On Behalf of | Oct 24, 2023 | Family Law

Everything is intensified for teenagers: puberty comes with a rush of hormones that make emotions run wild, their bodies undergo radical changes, and social pressures increase. Something as life-changing as divorce happening to their parents can have severe and long-lasting effects on them. Fortunately, there are ways to effectively manage the situation in Ohio, mitigating the negative impact and even turning it into an opportunity for growth.

Plan what to say

Take some time with your soon-to-be ex to talk about what you will say, how you will approach it and when. Consider the possible practical questions your kids may have, such as “Who will I live with?” or “What happens to our house?”

Ensure you have clear but simple answers to those questions. Choose an opportune moment, free from distractions, when you can dedicate ample time to allow the conversation to unfold naturally.

Approach your kids together

Presenting a united front when going through a divorce can be reassuring for your teenage kids. It shows that even though you are splitting up, you are still a team when parenting them.

Avoid blaming each other and focus on the fact that you made this decision after careful consideration and is what is best for everyone involved.

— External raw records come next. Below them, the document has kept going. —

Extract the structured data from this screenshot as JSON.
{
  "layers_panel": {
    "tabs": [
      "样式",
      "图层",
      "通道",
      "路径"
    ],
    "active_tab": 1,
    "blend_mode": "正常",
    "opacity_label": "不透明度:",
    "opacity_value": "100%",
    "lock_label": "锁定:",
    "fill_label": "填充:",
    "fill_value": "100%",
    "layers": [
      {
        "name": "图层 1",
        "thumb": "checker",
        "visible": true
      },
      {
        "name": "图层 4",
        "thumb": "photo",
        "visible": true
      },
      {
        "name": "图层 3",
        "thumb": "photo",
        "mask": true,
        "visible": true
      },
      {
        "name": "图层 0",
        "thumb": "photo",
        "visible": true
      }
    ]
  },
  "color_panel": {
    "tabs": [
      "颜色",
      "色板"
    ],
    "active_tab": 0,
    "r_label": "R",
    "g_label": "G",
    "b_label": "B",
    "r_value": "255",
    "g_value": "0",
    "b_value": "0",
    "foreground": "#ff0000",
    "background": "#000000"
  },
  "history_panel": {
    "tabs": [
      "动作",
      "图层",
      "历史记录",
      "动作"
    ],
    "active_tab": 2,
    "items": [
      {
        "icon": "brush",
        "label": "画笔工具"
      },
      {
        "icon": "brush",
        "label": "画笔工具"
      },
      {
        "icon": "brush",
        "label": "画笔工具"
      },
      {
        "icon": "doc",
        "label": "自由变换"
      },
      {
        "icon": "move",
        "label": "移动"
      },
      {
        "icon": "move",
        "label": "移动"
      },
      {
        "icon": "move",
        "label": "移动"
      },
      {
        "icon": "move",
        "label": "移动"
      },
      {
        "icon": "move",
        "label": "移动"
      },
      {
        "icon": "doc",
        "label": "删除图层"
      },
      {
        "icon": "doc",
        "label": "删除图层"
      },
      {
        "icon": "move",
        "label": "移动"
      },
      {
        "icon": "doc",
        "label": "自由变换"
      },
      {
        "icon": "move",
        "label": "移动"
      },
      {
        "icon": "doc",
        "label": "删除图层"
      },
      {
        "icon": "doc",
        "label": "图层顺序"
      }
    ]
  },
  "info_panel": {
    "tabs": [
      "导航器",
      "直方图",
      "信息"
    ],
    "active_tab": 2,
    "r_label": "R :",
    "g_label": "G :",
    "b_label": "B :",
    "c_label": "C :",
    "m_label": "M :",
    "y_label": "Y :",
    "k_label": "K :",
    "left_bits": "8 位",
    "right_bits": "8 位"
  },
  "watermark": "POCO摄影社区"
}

Remind your kids that both of you will always be there for them, and their happiness is the top priority.

Listen to their feelings

After passing the news, don’t just close the conversation and move on. Give your kids a chance to process their emotions and express them in a safe space. They might come to you even days later and want to talk more about it. Remember to be understanding and acknowledge their feelings without trying to fix them or invalidate them.

As you navigate this challenging time, remember that your unwavering love and support are the most crucial factors in helping your teenagers weather the storm of divorce. Be patient, as they may experience a rollercoaster of emotions and need time to adjust to their new reality. Stay open, honest and consistently reassure them that while family dynamics may change, your commitment to their well-being remains steadfast.